The European Commission officially proposes a target to increase organic farming in the EU to 25% by 2030, in their just published Farm to Fork strategy and Biodiversity strategy.
This is a major political achievement that makes organic farming a central element of the new European vision for sustainable food systems, and that will help to convince national governments to provide adequate support to develop organic at the national level. IFOAM EU released a statement welcoming this decision.
Among other things, the F2F documents states: “The market for organic food is set to continue growing and organic farming needs to be further promoted. It has a positive impact on biodiversity, it creates jobs and attracts young farmers. Consumers recognise its value. The legal framework supports the shift to this type of farming, but more needs to be done, and similar shifts need to take place in the oceans and inland waters. In addition to CAP measures, such as eco-schemes, investments and advisory services, and the Common Fisheries Policy (CFP) measures, the Commission will put forward an Action Plan on organic farming. This will help Member States stimulate both supply and demand for organic products. It will ensure consumer trust and boost demand through promotion campaigns and green public procurement. This approach will help to reach the objective of at least 25% of the EU’s agricultural land under organic farming by 2030 and a significant increase in organic aquaculture.”
Jan Plagge, IFOAM EU President, stated: “Proposing an EU target for organic land is a landmark decision that puts organic farming at the core of a transition of European agriculture towards agroecology. Organic farming is a successful economic model for farmers with proven benefits for the environment.
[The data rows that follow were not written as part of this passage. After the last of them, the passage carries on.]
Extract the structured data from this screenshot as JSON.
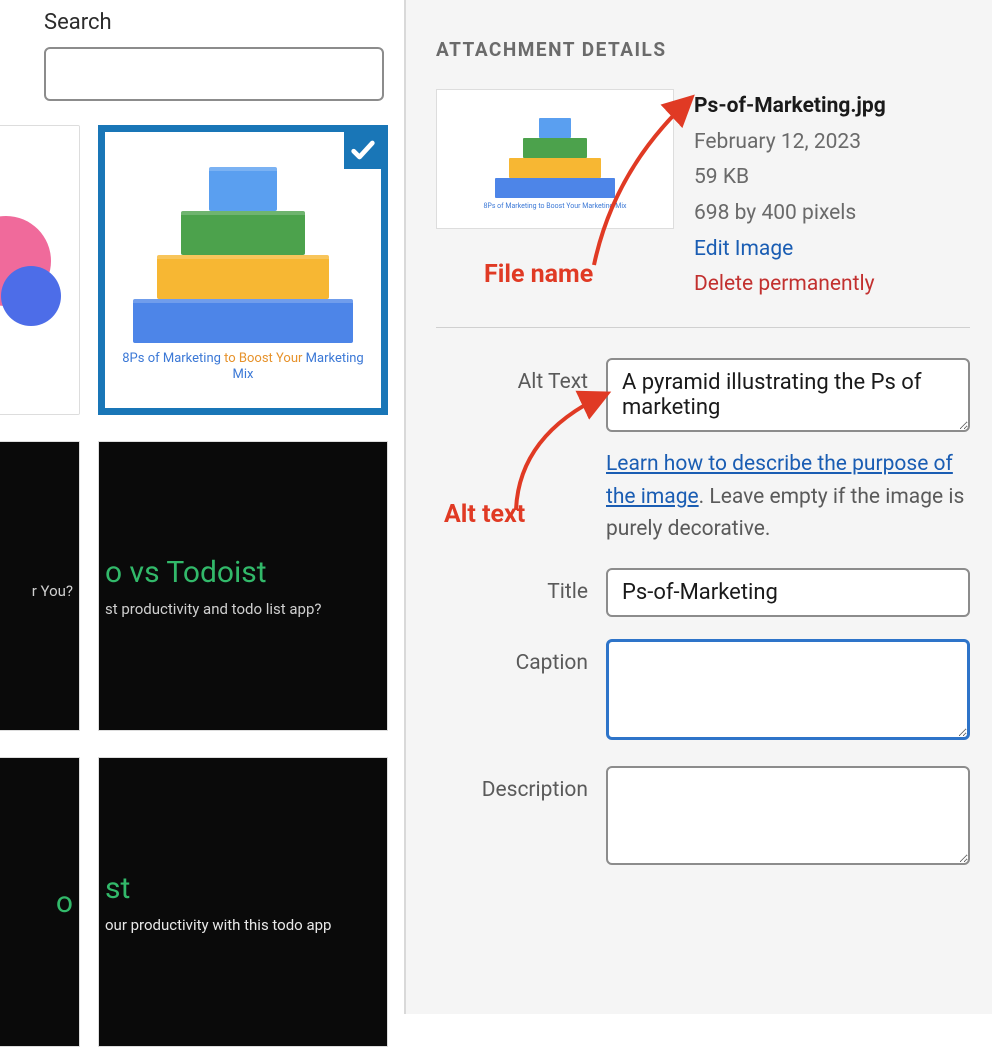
{
  "left": {
    "search_label": "Search",
    "search_value": "",
    "thumb2_caption_part1": "8Ps of Marketing ",
    "thumb2_caption_part2": "to Boost Your ",
    "thumb2_caption_part3": "Marketing Mix",
    "thumb3_title_fragment": "r You?",
    "thumb4_title": "o vs Todoist",
    "thumb4_sub": "st productivity and todo list app?",
    "thumb5_title_fragment": "o",
    "thumb6_title": "st",
    "thumb6_sub": "our productivity with this todo app"
  },
  "details": {
    "header": "ATTACHMENT DETAILS",
    "filename": "Ps-of-Marketing.jpg",
    "date": "February 12, 2023",
    "size": "59 KB",
    "dimensions": "698 by 400 pixels",
    "edit_link": "Edit Image",
    "delete_link": "Delete permanently",
    "preview_caption": "8Ps of Marketing to Boost Your Marketing Mix"
  },
  "form": {
    "alt_label": "Alt Text",
    "alt_value": "A pyramid illustrating the Ps of marketing",
    "alt_help_link": "Learn how to describe the purpose of the image",
    "alt_help_rest": ". Leave empty if the image is purely decorative.",
    "title_label": "Title",
    "title_value": "Ps-of-Marketing",
    "caption_label": "Caption",
    "caption_value": "",
    "description_label": "Description",
    "description_value": ""
  },
  "annotations": {
    "filename_label": "File name",
    "alttext_label": "Alt text"
  }
}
Making it a cornerstone of a future EU sustainable food system is the right decision.” He continued: “We need to transform EU agriculture if we want to address the climate and biodiversity crisis and make our farming systems more resilient. The F2F strategy provides EU citizens with a clear vision for the future of our food system.”
“However, the objectives of the F2F and EU Biodiversity strategies will only be reachable if they are fully taken into account in the negotiations of the ongoing Common Agricultural Policy (CAP) reform. We must not make the mistake of using Covid-19 as an excuse to continue a backward-looking agricultural policy”, warned Jan Plagge. “This is why the organic movement calls on the European Parliament, the Council and the Commission to fully integrate the objectives of the F2F and Biodiversity strategies into the CAP Strategic Plans Regulation, to raise the level of ambition and make the CAP an effective tool to incentivize and help farmers to transition to agroecological and more sustainable practices. The EU needs a new CAP that rewards farmers for their contribution to public goods such as the preservation of our natural resources.”
According to IFOAM EU, reaching 25% of organic land in the EU by 2030 is achievable if the CAP provides the necessary remuneration for the benefits of organic conversion and maintenance through existing rural development policies or innovative tools like eco-schemes. Including demand-side measures like promotion schemes and increasing the share of organic products in schools and hospitals through green public procurement is a smart choice as this push-pull approach has proven successful to increase organic farming in countries like Denmark.
IFOAM EU also welcomes the upcoming publication of an ambitious EU action plan for organic farming that will support land conversion, supply chain development, research and innovation and market development. With a reformed CAP, a solid action plan including quantitative time-bound objectives and a dedicated budget will be a good basis to increase organic land and reach the target for 2030.